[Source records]
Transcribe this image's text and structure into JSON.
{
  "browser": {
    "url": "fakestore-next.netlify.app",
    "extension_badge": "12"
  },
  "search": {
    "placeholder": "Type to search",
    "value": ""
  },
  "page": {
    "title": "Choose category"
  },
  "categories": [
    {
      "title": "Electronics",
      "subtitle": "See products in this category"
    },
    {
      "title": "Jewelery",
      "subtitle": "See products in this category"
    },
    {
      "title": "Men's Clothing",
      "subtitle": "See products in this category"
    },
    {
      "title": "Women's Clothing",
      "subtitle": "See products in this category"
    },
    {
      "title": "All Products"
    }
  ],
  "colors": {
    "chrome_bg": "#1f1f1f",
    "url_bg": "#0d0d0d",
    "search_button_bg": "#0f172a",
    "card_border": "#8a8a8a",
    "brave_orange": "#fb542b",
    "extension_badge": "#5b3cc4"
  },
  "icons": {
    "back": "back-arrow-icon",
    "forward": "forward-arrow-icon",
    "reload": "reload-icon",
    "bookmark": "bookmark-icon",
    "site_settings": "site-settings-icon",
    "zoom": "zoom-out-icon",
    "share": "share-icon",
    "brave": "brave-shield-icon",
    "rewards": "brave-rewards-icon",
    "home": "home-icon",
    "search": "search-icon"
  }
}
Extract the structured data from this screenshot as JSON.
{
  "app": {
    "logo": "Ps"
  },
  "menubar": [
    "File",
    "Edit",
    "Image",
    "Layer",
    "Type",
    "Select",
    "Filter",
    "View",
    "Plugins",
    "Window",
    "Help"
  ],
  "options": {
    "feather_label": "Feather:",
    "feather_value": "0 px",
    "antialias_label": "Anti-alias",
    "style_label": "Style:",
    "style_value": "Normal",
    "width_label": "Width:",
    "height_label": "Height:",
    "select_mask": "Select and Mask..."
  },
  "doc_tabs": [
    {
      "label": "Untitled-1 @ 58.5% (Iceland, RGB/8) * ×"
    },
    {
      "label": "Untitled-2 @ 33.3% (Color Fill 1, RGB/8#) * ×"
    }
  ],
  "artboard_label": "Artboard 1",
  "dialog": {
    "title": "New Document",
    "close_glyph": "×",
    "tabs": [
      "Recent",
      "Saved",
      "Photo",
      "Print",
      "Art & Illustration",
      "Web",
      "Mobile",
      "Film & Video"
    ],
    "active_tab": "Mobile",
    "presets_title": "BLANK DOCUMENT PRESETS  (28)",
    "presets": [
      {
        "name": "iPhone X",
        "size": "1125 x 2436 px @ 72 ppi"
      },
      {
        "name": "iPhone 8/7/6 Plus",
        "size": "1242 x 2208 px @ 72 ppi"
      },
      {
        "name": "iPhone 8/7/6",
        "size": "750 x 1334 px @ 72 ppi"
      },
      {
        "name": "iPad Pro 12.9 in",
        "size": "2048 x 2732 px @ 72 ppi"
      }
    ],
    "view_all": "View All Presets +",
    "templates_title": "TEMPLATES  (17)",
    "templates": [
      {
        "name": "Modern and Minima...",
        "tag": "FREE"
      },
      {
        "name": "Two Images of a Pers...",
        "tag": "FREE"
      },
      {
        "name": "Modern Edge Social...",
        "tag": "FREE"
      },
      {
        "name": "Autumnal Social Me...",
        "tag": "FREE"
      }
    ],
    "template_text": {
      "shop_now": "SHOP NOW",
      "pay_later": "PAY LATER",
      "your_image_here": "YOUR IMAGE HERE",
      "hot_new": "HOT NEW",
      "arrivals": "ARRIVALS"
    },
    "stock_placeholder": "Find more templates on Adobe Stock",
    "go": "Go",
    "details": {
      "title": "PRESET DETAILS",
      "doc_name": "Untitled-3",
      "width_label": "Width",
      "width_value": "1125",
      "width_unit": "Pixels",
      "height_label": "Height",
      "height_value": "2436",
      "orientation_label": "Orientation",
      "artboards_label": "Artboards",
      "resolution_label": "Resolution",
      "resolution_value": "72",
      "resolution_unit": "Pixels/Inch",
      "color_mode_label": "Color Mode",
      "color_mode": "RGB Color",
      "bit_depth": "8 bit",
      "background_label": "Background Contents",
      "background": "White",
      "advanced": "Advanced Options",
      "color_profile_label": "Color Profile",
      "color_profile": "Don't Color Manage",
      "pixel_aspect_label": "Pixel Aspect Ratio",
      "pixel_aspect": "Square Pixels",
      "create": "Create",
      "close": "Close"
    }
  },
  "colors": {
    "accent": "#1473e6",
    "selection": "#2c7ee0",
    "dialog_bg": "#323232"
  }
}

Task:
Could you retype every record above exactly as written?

Output for this task:
Transcribe this image's text and structure into JSON.
{
  "browser": {
    "url": "fakestore-next.netlify.app",
    "extension_badge": "12"
  },
  "search": {
    "placeholder": "Type to search",
    "value": ""
  },
  "page": {
    "title": "Choose category"
  },
  "categories": [
    {
      "title": "Electronics",
      "subtitle": "See products in this category"
    },
    {
      "title": "Jewelery",
      "subtitle": "See products in this category"
    },
    {
      "title": "Men's Clothing",
      "subtitle": "See products in this category"
    },
    {
      "title": "Women's Clothing",
      "subtitle": "See products in this category"
    },
    {
      "title": "All Products"
    }
  ],
  "colors": {
    "chrome_bg": "#1f1f1f",
    "url_bg": "#0d0d0d",
    "search_button_bg": "#0f172a",
    "card_border": "#8a8a8a",
    "brave_orange": "#fb542b",
    "extension_badge": "#5b3cc4"
  },
  "icons": {
    "back": "back-arrow-icon",
    "forward": "forward-arrow-icon",
    "reload": "reload-icon",
    "bookmark": "bookmark-icon",
    "site_settings": "site-settings-icon",
    "zoom": "zoom-out-icon",
    "share": "share-icon",
    "brave": "brave-shield-icon",
    "rewards": "brave-rewards-icon",
    "home": "home-icon",
    "search": "search-icon"
  }
}
Extract the structured data from this screenshot as JSON.
{
  "app": {
    "logo": "Ps"
  },
  "menubar": [
    "File",
    "Edit",
    "Image",
    "Layer",
    "Type",
    "Select",
    "Filter",
    "View",
    "Plugins",
    "Window",
    "Help"
  ],
  "options": {
    "feather_label": "Feather:",
    "feather_value": "0 px",
    "antialias_label": "Anti-alias",
    "style_label": "Style:",
    "style_value": "Normal",
    "width_label": "Width:",
    "height_label": "Height:",
    "select_mask": "Select and Mask..."
  },
  "doc_tabs": [
    {
      "label": "Untitled-1 @ 58.5% (Iceland, RGB/8) * ×"
    },
    {
      "label": "Untitled-2 @ 33.3% (Color Fill 1, RGB/8#) * ×"
    }
  ],
  "artboard_label": "Artboard 1",
  "dialog": {
    "title": "New Document",
    "close_glyph": "×",
    "tabs": [
      "Recent",
      "Saved",
      "Photo",
      "Print",
      "Art & Illustration",
      "Web",
      "Mobile",
      "Film & Video"
    ],
    "active_tab": "Mobile",
    "presets_title": "BLANK DOCUMENT PRESETS  (28)",
    "presets": [
      {
        "name": "iPhone X",
        "size": "1125 x 2436 px @ 72 ppi"
      },
      {
        "name": "iPhone 8/7/6 Plus",
        "size": "1242 x 2208 px @ 72 ppi"
      },
      {
        "name": "iPhone 8/7/6",
        "size": "750 x 1334 px @ 72 ppi"
      },
      {
        "name": "iPad Pro 12.9 in",
        "size": "2048 x 2732 px @ 72 ppi"
      }
    ],
    "view_all": "View All Presets +",
    "templates_title": "TEMPLATES  (17)",
    "templates": [
      {
        "name": "Modern and Minima...",
        "tag": "FREE"
      },
      {
        "name": "Two Images of a Pers...",
        "tag": "FREE"
      },
      {
        "name": "Modern Edge Social...",
        "tag": "FREE"
      },
      {
        "name": "Autumnal Social Me...",
        "tag": "FREE"
      }
    ],
    "template_text": {
      "shop_now": "SHOP NOW",
      "pay_later": "PAY LATER",
      "your_image_here": "YOUR IMAGE HERE",
      "hot_new": "HOT NEW",
      "arrivals": "ARRIVALS"
    },
    "stock_placeholder": "Find more templates on Adobe Stock",
    "go": "Go",
    "details": {
      "title": "PRESET DETAILS",
      "doc_name": "Untitled-3",
      "width_label": "Width",
      "width_value": "1125",
      "width_unit": "Pixels",
      "height_label": "Height",
      "height_value": "2436",
      "orientation_label": "Orientation",
      "artboards_label": "Artboards",
      "resolution_label": "Resolution",
      "resolution_value": "72",
      "resolution_unit": "Pixels/Inch",
      "color_mode_label": "Color Mode",
      "color_mode": "RGB Color",
      "bit_depth": "8 bit",
      "background_label": "Background Contents",
      "background": "White",
      "advanced": "Advanced Options",
      "color_profile_label": "Color Profile",
      "color_profile": "Don't Color Manage",
      "pixel_aspect_label": "Pixel Aspect Ratio",
      "pixel_aspect": "Square Pixels",
      "create": "Create",
      "close": "Close"
    }
  },
  "colors": {
    "accent": "#1473e6",
    "selection": "#2c7ee0",
    "dialog_bg": "#323232"
  }
}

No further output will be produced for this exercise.